» **Problem statement**:
Which lines in the data contain the word "caption"? Please copy each of them.

=== Input for this task ===

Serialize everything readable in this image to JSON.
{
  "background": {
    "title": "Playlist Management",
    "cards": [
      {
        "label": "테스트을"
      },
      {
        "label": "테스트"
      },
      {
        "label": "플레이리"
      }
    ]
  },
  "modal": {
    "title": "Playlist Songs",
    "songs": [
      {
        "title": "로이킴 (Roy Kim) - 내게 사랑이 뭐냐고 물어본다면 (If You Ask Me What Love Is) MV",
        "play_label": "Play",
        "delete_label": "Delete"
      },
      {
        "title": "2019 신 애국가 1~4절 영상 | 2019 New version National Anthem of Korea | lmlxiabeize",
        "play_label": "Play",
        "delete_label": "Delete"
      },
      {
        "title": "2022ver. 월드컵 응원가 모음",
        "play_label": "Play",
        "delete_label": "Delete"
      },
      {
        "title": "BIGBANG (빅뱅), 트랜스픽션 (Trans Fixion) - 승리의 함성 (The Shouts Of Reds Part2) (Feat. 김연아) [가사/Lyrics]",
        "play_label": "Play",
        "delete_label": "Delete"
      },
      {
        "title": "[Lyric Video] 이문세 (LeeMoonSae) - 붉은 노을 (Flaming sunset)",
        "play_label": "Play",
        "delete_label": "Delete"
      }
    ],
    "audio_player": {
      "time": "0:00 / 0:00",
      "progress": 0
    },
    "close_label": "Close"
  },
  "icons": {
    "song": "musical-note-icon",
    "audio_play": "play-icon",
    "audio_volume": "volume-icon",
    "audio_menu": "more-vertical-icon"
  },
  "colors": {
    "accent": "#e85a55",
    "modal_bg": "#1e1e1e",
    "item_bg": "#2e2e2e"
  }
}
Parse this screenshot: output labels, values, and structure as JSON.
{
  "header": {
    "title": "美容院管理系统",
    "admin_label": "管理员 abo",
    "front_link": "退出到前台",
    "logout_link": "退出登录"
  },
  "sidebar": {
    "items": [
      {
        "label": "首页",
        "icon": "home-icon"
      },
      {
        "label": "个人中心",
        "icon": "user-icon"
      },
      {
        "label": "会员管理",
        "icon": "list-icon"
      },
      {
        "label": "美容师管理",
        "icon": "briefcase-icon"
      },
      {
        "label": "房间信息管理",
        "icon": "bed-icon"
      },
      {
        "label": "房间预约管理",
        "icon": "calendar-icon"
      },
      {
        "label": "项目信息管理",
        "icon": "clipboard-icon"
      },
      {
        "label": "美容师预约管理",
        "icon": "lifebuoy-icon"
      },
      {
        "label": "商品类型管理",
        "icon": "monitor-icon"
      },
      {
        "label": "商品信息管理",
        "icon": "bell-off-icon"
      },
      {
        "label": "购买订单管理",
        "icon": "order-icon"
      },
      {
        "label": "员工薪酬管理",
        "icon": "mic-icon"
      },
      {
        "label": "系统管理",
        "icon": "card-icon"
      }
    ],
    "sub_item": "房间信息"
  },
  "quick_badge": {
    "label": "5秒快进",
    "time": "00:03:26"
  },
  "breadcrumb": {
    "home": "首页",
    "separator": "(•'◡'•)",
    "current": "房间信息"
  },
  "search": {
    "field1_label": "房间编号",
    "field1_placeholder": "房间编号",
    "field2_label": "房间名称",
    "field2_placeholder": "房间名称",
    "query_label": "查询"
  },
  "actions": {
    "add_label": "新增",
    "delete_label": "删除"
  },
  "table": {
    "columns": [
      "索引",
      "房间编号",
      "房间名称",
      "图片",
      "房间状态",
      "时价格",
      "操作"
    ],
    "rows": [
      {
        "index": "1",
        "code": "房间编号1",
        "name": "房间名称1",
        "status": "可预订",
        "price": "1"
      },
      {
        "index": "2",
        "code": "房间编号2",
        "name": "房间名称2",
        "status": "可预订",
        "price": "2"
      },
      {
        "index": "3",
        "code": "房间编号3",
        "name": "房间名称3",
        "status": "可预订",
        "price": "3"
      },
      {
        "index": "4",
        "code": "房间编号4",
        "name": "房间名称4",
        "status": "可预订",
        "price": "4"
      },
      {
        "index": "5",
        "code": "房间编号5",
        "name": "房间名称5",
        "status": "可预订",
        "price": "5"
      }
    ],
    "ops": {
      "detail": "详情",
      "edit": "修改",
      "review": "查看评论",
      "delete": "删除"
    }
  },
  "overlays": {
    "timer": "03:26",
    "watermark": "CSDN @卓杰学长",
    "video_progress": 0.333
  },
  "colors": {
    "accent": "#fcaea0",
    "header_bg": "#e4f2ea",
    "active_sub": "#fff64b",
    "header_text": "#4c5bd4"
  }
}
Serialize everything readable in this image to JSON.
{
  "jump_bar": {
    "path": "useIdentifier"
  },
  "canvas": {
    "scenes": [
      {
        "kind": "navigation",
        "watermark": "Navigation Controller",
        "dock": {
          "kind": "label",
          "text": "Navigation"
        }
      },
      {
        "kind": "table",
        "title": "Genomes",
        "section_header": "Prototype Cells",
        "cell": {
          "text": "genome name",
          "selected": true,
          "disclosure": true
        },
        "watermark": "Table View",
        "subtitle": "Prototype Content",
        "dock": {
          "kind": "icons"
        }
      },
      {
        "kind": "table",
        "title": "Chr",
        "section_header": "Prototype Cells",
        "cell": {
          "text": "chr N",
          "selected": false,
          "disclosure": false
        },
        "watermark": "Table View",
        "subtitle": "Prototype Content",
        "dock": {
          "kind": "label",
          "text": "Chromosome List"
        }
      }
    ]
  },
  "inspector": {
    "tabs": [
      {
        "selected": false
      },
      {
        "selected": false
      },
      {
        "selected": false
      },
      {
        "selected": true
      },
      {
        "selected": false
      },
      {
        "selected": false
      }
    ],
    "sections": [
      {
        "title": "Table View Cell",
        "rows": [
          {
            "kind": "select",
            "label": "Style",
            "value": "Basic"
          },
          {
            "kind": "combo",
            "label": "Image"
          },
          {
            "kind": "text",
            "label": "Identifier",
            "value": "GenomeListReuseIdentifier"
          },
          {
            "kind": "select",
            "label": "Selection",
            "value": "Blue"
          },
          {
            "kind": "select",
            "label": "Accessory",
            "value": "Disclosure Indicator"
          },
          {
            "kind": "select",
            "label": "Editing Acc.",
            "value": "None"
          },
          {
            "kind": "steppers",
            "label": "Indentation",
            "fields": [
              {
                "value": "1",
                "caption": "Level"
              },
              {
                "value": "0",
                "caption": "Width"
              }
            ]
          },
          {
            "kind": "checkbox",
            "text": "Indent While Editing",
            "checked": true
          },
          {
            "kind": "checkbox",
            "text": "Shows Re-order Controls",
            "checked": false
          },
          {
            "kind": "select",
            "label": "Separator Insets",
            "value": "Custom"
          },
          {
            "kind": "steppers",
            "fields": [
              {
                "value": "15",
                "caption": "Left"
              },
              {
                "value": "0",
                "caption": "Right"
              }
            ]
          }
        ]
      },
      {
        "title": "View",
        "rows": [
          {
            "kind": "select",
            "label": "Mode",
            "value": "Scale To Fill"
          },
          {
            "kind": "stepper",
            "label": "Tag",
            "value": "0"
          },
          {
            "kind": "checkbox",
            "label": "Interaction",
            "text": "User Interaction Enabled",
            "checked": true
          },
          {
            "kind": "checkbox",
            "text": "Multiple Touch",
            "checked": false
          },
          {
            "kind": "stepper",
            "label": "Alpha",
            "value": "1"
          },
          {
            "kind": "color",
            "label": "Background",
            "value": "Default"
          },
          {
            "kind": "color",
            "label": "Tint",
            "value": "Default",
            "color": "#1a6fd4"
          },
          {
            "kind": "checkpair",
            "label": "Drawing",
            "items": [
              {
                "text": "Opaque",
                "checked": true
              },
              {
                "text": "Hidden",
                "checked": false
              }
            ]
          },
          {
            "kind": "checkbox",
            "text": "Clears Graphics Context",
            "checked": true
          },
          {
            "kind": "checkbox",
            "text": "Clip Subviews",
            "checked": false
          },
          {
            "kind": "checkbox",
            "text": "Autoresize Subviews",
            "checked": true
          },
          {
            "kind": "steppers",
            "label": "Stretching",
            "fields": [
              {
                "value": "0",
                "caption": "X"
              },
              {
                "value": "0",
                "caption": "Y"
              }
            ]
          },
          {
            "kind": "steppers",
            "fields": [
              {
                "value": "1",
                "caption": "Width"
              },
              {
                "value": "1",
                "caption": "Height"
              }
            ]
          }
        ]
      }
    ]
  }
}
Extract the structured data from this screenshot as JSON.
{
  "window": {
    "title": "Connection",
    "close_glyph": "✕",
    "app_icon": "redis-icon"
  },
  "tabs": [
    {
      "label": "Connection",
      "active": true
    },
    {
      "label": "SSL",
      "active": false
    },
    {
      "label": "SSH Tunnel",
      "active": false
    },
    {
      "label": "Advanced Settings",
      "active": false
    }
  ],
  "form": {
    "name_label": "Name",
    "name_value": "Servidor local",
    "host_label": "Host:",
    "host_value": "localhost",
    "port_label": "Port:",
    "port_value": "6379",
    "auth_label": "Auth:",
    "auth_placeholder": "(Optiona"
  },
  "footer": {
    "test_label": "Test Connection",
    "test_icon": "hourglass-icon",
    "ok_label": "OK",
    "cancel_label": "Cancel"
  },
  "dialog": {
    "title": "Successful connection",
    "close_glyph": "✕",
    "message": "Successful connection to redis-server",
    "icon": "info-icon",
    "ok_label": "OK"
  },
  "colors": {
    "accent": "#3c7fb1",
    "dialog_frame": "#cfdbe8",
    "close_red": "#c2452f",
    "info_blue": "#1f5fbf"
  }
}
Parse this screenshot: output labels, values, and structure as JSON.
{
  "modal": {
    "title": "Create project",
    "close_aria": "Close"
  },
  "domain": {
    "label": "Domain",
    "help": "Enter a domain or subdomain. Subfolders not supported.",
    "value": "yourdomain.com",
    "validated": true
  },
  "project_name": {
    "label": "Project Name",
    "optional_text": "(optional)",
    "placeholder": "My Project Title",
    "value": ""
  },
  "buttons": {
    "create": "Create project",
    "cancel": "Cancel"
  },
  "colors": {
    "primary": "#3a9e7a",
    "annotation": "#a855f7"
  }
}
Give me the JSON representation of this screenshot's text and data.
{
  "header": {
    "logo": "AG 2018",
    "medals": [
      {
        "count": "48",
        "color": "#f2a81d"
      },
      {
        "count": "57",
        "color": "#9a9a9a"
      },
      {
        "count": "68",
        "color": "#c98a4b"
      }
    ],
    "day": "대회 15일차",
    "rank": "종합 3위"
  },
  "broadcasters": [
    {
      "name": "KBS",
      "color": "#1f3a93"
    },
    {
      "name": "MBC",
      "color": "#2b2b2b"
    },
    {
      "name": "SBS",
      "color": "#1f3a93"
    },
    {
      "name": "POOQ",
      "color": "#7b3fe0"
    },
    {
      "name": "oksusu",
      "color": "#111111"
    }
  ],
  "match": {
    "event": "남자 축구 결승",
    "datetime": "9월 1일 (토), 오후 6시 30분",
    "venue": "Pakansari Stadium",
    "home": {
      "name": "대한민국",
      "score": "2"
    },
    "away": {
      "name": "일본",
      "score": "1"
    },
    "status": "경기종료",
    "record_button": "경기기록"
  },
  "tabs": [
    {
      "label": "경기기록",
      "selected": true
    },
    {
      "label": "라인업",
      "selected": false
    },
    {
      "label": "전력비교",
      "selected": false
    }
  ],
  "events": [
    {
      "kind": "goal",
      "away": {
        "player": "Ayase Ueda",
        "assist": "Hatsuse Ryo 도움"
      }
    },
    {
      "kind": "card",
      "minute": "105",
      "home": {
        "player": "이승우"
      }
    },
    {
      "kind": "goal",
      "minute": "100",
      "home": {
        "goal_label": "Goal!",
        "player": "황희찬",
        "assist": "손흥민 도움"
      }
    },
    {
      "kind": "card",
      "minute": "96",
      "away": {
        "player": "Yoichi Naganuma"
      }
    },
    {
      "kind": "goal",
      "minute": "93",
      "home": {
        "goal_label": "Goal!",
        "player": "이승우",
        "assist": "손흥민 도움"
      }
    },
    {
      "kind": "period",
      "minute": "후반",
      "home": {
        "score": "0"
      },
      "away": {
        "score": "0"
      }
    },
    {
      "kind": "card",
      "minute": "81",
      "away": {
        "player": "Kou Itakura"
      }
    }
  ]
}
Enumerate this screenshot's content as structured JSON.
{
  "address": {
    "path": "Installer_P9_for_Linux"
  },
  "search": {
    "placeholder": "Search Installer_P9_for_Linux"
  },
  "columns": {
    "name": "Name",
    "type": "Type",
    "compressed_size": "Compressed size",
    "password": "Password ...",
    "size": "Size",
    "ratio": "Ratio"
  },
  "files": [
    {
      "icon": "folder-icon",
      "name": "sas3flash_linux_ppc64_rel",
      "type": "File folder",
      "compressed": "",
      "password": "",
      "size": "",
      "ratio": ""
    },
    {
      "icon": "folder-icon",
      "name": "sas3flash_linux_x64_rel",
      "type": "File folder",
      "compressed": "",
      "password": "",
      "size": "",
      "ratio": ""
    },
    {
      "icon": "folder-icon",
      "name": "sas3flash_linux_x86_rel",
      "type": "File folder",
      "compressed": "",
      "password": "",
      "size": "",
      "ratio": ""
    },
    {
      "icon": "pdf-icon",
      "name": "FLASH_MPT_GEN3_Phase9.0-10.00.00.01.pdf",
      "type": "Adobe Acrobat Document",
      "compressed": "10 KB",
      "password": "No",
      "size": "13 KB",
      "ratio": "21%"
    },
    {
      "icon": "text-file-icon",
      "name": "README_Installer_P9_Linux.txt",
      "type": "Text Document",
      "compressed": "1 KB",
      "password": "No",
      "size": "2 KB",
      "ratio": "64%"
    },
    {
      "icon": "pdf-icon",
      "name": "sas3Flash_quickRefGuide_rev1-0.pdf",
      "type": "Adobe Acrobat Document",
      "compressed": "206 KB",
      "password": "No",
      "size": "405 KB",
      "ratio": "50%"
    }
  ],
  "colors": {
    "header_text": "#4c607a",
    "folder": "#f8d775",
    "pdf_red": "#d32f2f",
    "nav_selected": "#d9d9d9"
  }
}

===

» **Exercise response**:
                "caption": "Level"
                "caption": "Width"
                "caption": "Left"
                "caption": "Right"
                "caption": "X"
                "caption": "Y"
                "caption": "Width"
                "caption": "Height"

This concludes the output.